* _EXERCISE DETAILS_
Your task is to find every line of the data that holds the string "JSON" and copy it.

(DATASET EXCERPTS begins)

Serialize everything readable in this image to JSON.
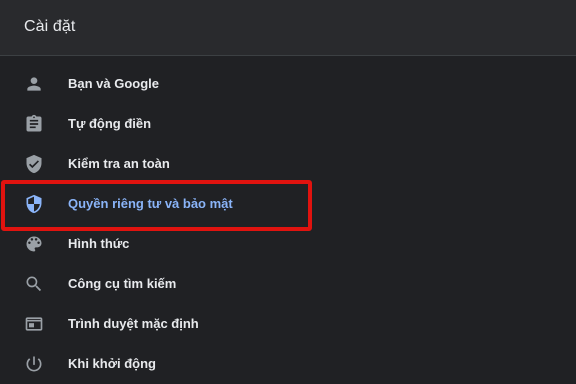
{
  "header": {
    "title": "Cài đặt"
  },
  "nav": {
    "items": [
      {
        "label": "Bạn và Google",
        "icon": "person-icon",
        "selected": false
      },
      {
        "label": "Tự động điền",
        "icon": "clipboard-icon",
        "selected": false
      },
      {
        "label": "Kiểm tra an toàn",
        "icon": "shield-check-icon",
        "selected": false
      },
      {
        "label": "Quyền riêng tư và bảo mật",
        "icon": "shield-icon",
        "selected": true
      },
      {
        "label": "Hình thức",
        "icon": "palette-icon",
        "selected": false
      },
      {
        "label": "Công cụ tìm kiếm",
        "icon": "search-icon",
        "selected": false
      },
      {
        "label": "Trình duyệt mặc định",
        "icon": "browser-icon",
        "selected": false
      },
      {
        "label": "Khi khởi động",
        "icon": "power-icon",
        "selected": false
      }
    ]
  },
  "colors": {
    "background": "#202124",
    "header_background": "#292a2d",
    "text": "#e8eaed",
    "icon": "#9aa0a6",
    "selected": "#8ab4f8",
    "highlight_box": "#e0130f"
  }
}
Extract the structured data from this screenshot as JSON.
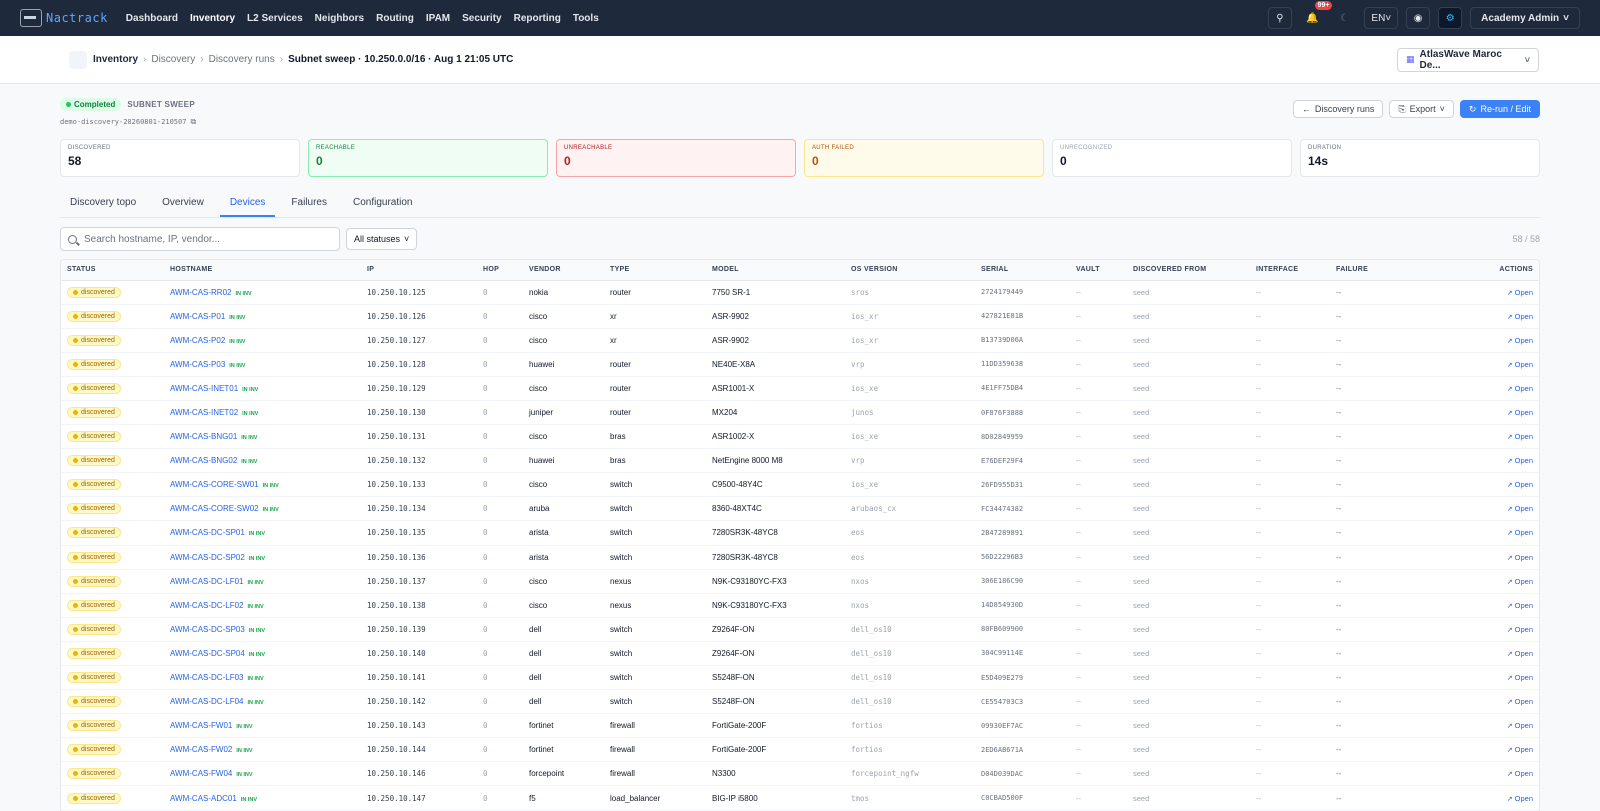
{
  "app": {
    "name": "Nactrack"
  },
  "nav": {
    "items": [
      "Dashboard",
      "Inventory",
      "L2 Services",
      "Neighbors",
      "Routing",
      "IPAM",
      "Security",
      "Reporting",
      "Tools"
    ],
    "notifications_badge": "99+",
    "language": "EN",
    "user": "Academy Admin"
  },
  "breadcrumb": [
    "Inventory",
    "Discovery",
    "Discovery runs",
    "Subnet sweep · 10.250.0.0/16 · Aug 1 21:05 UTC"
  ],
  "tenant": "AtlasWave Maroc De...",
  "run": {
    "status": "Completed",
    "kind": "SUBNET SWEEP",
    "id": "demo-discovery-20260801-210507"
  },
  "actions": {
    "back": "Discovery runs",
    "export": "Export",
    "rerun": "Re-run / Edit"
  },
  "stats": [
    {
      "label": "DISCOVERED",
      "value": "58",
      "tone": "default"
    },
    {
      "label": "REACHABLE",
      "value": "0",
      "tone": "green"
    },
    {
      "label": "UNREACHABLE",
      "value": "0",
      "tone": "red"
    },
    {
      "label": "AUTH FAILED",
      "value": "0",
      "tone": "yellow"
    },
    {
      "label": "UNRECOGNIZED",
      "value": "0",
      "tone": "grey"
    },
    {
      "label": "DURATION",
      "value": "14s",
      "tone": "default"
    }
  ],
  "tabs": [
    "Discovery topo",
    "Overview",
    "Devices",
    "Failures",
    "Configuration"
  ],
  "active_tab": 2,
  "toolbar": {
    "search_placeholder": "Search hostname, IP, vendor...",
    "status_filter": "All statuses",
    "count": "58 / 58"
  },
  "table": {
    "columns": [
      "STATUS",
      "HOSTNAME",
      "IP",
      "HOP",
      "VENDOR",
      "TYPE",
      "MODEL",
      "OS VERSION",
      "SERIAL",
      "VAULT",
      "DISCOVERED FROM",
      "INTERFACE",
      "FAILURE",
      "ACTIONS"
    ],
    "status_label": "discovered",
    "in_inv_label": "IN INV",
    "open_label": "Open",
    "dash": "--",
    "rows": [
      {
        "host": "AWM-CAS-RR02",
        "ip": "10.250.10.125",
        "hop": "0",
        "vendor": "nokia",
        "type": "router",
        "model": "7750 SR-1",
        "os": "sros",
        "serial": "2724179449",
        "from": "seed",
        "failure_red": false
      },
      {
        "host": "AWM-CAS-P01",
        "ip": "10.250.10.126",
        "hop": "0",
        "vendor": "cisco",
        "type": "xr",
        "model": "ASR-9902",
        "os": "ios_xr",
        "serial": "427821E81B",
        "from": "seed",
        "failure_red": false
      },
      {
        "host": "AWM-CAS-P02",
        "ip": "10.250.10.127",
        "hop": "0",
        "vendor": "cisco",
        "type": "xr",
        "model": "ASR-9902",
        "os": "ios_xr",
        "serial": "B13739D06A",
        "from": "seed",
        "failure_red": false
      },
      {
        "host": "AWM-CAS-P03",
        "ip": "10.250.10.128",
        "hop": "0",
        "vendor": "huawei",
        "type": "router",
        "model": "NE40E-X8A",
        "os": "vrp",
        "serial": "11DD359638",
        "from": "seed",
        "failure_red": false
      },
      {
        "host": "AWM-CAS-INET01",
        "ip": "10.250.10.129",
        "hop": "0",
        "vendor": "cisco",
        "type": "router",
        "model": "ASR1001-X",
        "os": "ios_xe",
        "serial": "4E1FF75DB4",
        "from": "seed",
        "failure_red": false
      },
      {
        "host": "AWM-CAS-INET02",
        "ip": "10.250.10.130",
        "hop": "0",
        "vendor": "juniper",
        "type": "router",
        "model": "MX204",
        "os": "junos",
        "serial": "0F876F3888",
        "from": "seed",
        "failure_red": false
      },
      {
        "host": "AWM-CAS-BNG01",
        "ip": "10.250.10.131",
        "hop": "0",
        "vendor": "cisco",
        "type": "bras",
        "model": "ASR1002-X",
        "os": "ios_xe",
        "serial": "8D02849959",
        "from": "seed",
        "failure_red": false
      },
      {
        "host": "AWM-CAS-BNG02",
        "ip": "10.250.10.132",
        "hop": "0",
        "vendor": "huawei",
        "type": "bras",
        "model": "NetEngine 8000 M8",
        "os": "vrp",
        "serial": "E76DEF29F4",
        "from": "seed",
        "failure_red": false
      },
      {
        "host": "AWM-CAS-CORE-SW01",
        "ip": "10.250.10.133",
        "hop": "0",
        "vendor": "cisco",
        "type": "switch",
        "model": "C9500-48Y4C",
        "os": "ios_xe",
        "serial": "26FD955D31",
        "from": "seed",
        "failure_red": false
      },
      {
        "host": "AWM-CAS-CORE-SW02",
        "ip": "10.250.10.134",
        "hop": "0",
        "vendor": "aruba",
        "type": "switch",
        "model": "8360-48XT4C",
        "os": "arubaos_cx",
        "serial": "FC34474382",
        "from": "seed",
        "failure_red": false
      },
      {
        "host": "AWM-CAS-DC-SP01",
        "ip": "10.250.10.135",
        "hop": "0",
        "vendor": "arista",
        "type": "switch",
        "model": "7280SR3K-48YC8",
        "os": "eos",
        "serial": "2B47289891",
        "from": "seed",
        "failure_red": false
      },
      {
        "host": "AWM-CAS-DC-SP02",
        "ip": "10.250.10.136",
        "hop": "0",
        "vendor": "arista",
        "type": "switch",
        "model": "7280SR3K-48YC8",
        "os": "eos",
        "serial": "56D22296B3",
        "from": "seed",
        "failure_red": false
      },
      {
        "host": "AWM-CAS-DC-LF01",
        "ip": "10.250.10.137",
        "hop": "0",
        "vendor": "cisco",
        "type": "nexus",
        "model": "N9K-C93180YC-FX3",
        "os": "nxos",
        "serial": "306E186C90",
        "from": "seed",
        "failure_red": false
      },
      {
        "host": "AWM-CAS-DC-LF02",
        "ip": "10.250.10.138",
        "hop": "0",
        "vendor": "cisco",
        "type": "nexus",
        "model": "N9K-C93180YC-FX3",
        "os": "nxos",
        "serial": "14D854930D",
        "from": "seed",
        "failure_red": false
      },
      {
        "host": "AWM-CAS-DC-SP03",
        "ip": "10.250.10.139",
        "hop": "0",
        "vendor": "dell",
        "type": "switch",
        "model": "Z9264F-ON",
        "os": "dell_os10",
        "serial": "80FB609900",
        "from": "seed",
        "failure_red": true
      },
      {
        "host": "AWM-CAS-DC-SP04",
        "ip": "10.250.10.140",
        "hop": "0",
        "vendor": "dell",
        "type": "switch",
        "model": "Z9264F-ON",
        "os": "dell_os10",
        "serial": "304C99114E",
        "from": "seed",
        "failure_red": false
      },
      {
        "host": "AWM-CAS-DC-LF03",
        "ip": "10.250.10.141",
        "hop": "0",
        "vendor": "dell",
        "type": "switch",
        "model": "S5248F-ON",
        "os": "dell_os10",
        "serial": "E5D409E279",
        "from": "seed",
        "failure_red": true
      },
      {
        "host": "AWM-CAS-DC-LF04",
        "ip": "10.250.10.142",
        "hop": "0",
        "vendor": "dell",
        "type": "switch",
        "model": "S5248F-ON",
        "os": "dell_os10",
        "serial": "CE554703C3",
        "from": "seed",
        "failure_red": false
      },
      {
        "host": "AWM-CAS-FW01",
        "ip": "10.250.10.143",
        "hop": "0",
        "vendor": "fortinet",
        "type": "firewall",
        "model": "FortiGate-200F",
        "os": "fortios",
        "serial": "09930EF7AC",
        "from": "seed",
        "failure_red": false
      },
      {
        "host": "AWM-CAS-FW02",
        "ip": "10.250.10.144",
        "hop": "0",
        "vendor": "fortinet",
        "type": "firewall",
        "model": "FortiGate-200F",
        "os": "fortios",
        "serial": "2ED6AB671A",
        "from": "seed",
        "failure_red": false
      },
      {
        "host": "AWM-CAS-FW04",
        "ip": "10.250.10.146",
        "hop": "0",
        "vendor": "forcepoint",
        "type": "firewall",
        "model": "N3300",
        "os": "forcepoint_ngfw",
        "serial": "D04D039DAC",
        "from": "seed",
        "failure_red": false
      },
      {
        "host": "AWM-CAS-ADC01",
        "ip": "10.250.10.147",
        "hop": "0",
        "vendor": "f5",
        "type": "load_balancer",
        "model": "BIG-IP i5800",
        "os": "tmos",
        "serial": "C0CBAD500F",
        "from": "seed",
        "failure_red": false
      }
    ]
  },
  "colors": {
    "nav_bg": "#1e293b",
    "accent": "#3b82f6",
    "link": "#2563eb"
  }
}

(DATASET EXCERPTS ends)
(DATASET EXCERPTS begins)

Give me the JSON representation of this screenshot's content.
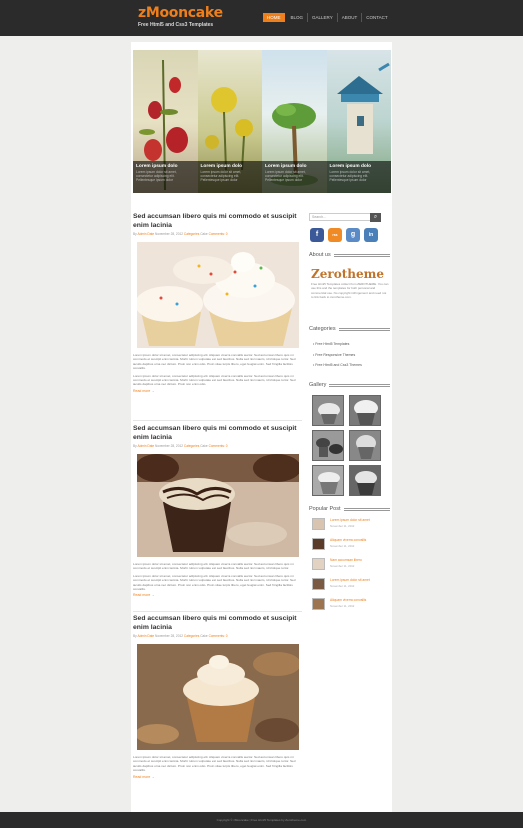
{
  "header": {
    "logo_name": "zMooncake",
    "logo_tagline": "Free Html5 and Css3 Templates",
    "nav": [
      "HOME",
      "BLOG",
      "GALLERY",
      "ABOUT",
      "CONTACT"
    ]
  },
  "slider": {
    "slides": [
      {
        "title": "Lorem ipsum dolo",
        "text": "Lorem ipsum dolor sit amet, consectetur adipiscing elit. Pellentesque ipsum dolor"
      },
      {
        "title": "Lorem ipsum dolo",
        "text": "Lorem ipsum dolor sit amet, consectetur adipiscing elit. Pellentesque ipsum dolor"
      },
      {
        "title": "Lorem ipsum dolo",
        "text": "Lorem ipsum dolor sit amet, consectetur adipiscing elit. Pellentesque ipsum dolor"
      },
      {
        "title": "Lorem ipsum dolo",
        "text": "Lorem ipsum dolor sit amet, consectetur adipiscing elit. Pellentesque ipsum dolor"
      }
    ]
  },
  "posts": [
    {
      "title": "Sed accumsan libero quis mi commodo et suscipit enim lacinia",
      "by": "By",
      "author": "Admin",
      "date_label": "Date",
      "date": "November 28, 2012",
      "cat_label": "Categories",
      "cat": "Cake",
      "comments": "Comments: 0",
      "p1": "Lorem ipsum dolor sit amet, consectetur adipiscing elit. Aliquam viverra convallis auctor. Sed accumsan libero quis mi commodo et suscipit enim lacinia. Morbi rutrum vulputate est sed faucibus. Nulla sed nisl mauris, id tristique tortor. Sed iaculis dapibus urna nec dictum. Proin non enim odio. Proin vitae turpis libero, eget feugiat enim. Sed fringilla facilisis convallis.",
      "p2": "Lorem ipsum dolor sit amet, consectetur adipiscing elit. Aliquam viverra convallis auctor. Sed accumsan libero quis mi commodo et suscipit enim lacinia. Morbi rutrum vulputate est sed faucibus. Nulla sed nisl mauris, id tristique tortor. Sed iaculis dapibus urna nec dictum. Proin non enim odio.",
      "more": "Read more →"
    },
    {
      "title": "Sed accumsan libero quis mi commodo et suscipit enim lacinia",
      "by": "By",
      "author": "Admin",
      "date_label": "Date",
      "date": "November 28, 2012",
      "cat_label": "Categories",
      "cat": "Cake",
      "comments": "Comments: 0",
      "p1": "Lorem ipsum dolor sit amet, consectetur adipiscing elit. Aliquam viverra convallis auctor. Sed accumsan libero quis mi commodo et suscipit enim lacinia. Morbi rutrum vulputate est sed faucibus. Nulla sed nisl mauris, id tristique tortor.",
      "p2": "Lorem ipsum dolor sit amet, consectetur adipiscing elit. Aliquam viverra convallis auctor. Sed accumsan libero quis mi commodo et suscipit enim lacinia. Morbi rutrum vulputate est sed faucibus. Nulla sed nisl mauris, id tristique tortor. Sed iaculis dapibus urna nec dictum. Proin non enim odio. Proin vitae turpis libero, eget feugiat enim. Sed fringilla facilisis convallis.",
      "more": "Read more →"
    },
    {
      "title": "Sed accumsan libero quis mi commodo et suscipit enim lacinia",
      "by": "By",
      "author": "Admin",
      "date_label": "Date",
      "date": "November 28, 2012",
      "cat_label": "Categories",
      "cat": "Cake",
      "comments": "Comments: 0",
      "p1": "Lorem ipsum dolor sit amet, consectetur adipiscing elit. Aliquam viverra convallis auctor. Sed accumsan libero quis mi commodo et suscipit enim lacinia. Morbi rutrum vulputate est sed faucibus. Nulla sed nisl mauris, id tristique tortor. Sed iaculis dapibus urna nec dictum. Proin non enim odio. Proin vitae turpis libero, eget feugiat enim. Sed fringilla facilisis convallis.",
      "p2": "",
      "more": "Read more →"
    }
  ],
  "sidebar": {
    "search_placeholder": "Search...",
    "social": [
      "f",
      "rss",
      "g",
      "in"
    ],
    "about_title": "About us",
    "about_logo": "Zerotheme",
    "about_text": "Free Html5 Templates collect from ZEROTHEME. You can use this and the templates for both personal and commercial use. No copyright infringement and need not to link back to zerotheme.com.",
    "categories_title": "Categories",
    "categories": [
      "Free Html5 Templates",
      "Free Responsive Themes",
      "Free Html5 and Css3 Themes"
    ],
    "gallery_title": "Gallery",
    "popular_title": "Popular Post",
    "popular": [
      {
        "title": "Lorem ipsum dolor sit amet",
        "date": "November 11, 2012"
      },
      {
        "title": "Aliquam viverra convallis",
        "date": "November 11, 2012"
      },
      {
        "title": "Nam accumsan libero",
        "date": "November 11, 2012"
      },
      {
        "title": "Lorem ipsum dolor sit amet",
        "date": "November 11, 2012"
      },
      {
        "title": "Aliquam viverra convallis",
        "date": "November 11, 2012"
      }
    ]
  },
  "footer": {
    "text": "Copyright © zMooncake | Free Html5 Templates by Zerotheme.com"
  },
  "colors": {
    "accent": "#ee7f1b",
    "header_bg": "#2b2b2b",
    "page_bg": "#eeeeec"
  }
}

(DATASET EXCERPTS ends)
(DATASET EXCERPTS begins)

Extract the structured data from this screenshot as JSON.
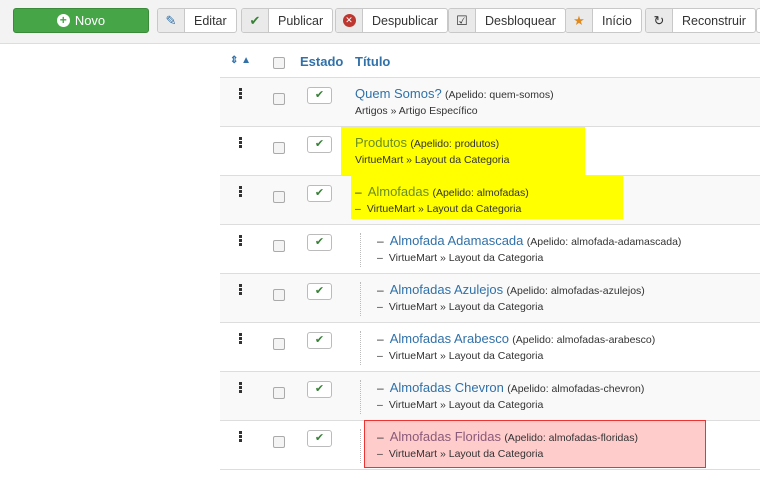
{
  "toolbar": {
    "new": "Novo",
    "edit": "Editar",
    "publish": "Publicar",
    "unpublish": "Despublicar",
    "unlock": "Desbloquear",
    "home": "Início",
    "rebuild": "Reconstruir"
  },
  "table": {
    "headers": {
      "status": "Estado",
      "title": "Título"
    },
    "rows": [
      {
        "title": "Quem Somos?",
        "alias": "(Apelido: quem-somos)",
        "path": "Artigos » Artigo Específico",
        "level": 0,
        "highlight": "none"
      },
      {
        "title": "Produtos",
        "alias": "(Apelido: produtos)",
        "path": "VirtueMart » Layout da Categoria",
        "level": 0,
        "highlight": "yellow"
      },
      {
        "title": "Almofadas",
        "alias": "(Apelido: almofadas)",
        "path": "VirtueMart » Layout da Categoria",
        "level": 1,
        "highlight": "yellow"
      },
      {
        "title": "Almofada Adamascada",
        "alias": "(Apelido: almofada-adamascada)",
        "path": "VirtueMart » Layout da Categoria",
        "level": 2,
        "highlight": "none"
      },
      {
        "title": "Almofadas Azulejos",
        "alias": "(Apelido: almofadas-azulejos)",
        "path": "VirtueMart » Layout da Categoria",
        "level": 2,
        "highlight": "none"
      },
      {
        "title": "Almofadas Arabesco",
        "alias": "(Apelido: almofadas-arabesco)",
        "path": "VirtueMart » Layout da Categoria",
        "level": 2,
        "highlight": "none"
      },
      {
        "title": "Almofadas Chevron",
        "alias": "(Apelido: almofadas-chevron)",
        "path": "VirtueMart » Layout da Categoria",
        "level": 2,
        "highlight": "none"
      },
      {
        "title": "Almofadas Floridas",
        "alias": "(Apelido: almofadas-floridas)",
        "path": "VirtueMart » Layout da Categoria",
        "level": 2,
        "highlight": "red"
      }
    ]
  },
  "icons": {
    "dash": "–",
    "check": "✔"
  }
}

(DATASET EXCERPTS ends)

* _ANSWER SPACE_
Serialize everything readable in this image to JSON.
Extract the structured data from this screenshot as JSON.
Give me the JSON representation of this screenshot's content.
Extract the structured data from this screenshot as JSON.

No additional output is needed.